— PROBLEM DESCRIPTION —
Report every line of the material that contains the string "this".

— AVAILABLE DATA —
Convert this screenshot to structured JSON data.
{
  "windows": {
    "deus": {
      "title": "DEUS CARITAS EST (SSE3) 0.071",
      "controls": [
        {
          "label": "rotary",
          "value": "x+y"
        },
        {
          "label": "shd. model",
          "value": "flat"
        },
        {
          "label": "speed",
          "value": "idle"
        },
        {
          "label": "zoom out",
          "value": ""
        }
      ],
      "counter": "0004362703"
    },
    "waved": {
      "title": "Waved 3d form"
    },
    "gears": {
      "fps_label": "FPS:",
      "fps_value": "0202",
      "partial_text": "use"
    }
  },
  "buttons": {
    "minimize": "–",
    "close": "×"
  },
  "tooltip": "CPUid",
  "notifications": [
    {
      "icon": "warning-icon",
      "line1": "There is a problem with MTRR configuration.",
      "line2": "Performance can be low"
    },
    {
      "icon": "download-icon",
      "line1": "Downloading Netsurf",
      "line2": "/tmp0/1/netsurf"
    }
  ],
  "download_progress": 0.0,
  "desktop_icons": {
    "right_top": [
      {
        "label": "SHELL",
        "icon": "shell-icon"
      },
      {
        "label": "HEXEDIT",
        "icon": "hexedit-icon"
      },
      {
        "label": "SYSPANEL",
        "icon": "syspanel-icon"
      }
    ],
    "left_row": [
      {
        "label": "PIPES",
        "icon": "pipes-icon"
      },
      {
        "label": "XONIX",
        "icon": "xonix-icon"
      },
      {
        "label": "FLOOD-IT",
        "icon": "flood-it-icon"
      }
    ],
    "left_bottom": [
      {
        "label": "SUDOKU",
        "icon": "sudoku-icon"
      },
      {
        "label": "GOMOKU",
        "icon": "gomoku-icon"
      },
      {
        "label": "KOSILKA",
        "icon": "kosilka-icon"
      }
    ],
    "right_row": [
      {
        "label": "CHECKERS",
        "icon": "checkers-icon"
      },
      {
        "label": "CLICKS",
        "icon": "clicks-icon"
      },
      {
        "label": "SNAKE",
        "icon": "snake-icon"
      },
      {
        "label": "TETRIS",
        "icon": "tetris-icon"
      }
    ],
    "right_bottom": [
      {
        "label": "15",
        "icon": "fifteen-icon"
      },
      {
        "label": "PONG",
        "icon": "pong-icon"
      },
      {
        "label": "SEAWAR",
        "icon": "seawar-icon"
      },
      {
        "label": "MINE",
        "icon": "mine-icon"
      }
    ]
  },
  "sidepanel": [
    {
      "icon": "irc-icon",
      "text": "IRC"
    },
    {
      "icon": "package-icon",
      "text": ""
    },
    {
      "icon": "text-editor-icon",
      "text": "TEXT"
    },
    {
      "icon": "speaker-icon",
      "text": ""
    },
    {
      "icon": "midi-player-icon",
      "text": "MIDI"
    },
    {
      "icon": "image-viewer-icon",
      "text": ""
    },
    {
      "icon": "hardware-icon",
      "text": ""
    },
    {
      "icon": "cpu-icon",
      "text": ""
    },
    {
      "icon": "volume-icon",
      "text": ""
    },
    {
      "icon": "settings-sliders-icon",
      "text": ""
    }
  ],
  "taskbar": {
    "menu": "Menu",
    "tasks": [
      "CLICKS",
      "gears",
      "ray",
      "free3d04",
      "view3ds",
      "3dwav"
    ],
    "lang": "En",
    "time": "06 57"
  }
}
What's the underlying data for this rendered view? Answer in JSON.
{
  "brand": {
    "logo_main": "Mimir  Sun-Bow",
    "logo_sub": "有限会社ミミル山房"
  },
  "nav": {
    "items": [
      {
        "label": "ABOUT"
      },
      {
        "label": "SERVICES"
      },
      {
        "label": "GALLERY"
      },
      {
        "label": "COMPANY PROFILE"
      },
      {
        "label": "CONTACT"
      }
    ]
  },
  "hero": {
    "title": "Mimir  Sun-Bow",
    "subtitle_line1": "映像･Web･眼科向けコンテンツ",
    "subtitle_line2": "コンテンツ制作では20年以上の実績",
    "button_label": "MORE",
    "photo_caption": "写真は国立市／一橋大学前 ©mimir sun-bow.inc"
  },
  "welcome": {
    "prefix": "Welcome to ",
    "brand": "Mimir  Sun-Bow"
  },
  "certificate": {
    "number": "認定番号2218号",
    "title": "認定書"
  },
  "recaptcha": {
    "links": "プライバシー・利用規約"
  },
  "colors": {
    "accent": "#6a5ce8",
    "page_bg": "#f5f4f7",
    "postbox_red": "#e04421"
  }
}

— YOUR RESPONSE —
Convert this screenshot to structured JSON data.
What's the underlying data for this rendered view? Answer in JSON.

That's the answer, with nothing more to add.